AIM OF THE EXERCISE
For the string "true", find every matching line in the records and copy it.

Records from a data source
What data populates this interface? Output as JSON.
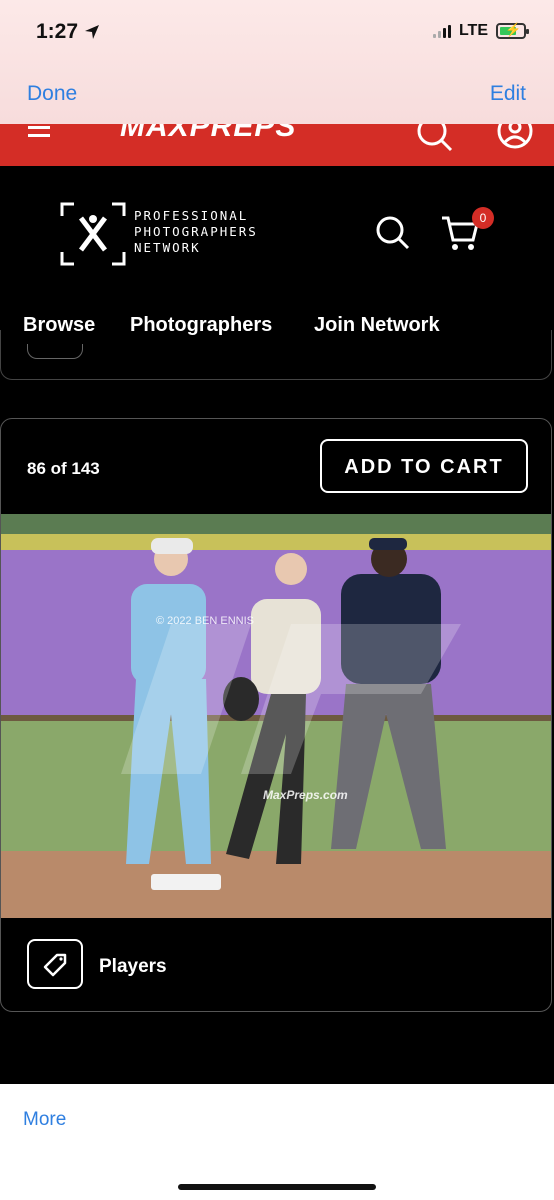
{
  "status_bar": {
    "time": "1:27",
    "network": "LTE"
  },
  "ios_nav": {
    "done_label": "Done",
    "edit_label": "Edit",
    "more_label": "More"
  },
  "maxpreps_bar": {
    "brand": "MAXPREPS",
    "brand_color": "#d42d26"
  },
  "ppn_header": {
    "logo_lines": [
      "PROFESSIONAL",
      "PHOTOGRAPHERS",
      "NETWORK"
    ],
    "cart_count": "0"
  },
  "tabs": [
    "Browse",
    "Photographers",
    "Join Network"
  ],
  "photo_card": {
    "counter": "86 of 143",
    "add_to_cart_label": "ADD TO CART",
    "watermark_credit": "© 2022 BEN ENNIS",
    "watermark_site": "MaxPreps.com",
    "tag_label": "Players"
  },
  "colors": {
    "accent": "#d42d26",
    "ios_blue": "#2f7fe0"
  }
}
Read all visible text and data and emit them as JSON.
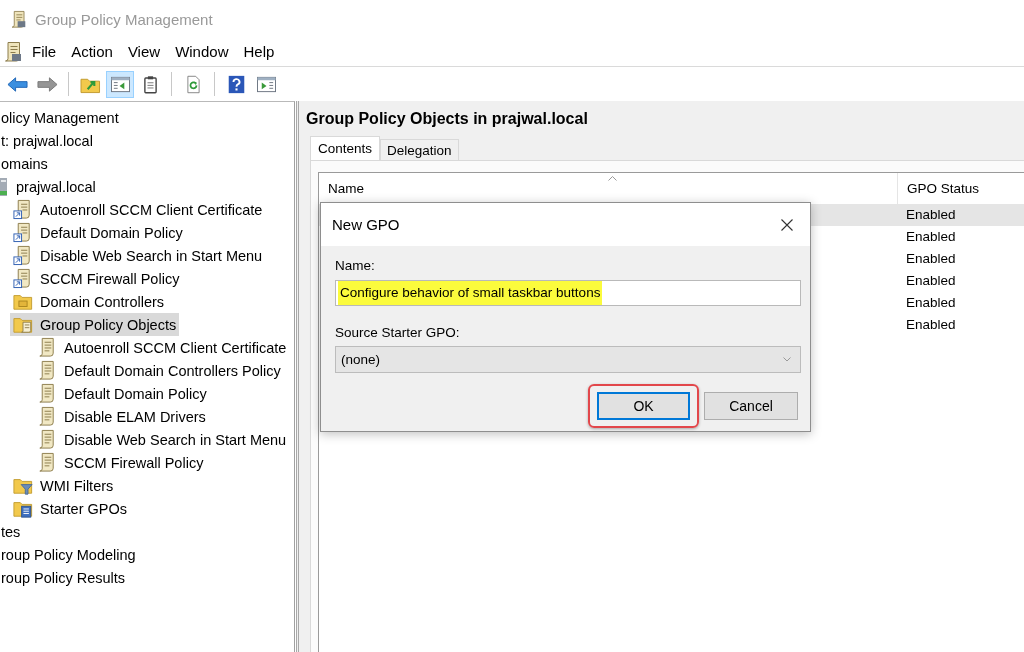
{
  "window": {
    "title": "Group Policy Management"
  },
  "menu": [
    "File",
    "Action",
    "View",
    "Window",
    "Help"
  ],
  "toolbar": [
    [
      {
        "kind": "back",
        "disabled": false,
        "pressed": false
      },
      {
        "kind": "forward",
        "disabled": true,
        "pressed": false
      }
    ],
    [
      {
        "kind": "up-folder",
        "disabled": false,
        "pressed": false
      },
      {
        "kind": "console-tree",
        "disabled": false,
        "pressed": true
      },
      {
        "kind": "properties",
        "disabled": false,
        "pressed": false
      }
    ],
    [
      {
        "kind": "refresh",
        "disabled": false,
        "pressed": false
      }
    ],
    [
      {
        "kind": "help",
        "disabled": false,
        "pressed": false
      },
      {
        "kind": "action-pane",
        "disabled": false,
        "pressed": false
      }
    ]
  ],
  "tree": {
    "items": [
      {
        "label": "olicy Management",
        "selected": false,
        "children": [
          {
            "label": "t: prajwal.local",
            "selected": false,
            "children": [
              {
                "label": "omains",
                "selected": false,
                "children": [
                  {
                    "label": "prajwal.local",
                    "kind": "domain",
                    "selected": false,
                    "children": [
                      {
                        "label": "Autoenroll SCCM Client Certificate",
                        "kind": "gpo-link",
                        "selected": false
                      },
                      {
                        "label": "Default Domain Policy",
                        "kind": "gpo-link",
                        "selected": false
                      },
                      {
                        "label": "Disable Web Search in Start Menu",
                        "kind": "gpo-link",
                        "selected": false
                      },
                      {
                        "label": "SCCM Firewall Policy",
                        "kind": "gpo-link",
                        "selected": false
                      },
                      {
                        "label": "Domain Controllers",
                        "kind": "ou-folder",
                        "selected": false
                      },
                      {
                        "label": "Group Policy Objects",
                        "kind": "gpo-folder",
                        "selected": true,
                        "children": [
                          {
                            "label": "Autoenroll SCCM Client Certificate",
                            "kind": "gpo",
                            "selected": false
                          },
                          {
                            "label": "Default Domain Controllers Policy",
                            "kind": "gpo",
                            "selected": false
                          },
                          {
                            "label": "Default Domain Policy",
                            "kind": "gpo",
                            "selected": false
                          },
                          {
                            "label": "Disable ELAM Drivers",
                            "kind": "gpo",
                            "selected": false
                          },
                          {
                            "label": "Disable Web Search in Start Menu",
                            "kind": "gpo",
                            "selected": false
                          },
                          {
                            "label": "SCCM Firewall Policy",
                            "kind": "gpo",
                            "selected": false
                          }
                        ]
                      },
                      {
                        "label": "WMI Filters",
                        "kind": "filter-folder",
                        "selected": false
                      },
                      {
                        "label": "Starter GPOs",
                        "kind": "starter-folder",
                        "selected": false
                      }
                    ]
                  }
                ]
              },
              {
                "label": "tes",
                "selected": false
              }
            ]
          },
          {
            "label": "roup Policy Modeling",
            "selected": false
          },
          {
            "label": "roup Policy Results",
            "selected": false
          }
        ]
      }
    ]
  },
  "right_pane": {
    "title": "Group Policy Objects in prajwal.local",
    "tabs": [
      {
        "label": "Contents",
        "selected": true
      },
      {
        "label": "Delegation",
        "selected": false
      }
    ],
    "table": {
      "columns": [
        {
          "label": "Name",
          "sorted": true
        },
        {
          "label": "GPO Status",
          "sorted": false
        }
      ],
      "rows": [
        {
          "gpo_status": "Enabled",
          "selected": true
        },
        {
          "gpo_status": "Enabled",
          "selected": false
        },
        {
          "gpo_status": "Enabled",
          "selected": false
        },
        {
          "gpo_status": "Enabled",
          "selected": false
        },
        {
          "gpo_status": "Enabled",
          "selected": false
        },
        {
          "gpo_status": "Enabled",
          "selected": false
        }
      ]
    }
  },
  "dialog": {
    "title": "New GPO",
    "name_label": "Name:",
    "name_value": "Configure behavior of small taskbar buttons",
    "name_highlighted": true,
    "source_label": "Source Starter GPO:",
    "source_value": "(none)",
    "buttons": [
      {
        "label": "OK",
        "default": true,
        "annotated": true
      },
      {
        "label": "Cancel",
        "default": false,
        "annotated": false
      }
    ]
  }
}
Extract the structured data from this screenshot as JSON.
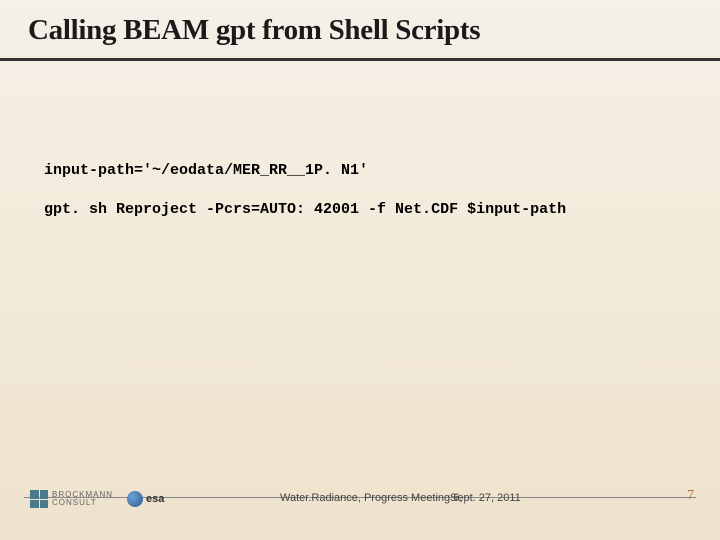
{
  "title": "Calling BEAM gpt from Shell Scripts",
  "code": {
    "line1": "input-path='~/eodata/MER_RR__1P. N1'",
    "line2": "gpt. sh Reproject -Pcrs=AUTO: 42001 -f Net.CDF $input-path"
  },
  "footer": {
    "brockmann_top": "BROCKMANN",
    "brockmann_bottom": "CONSULT",
    "esa": "esa",
    "meeting": "Water.Radiance, Progress Meeting 6,",
    "date": "Sept. 27, 2011",
    "page": "7"
  }
}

RESPONSE BELOW
        "disabled": true,
        "pressed": true
                        "selected": true,
        "selected": true
          "sorted": true
          "selected": true
    "name_highlighted": true,
        "default": true,
        "annotated": true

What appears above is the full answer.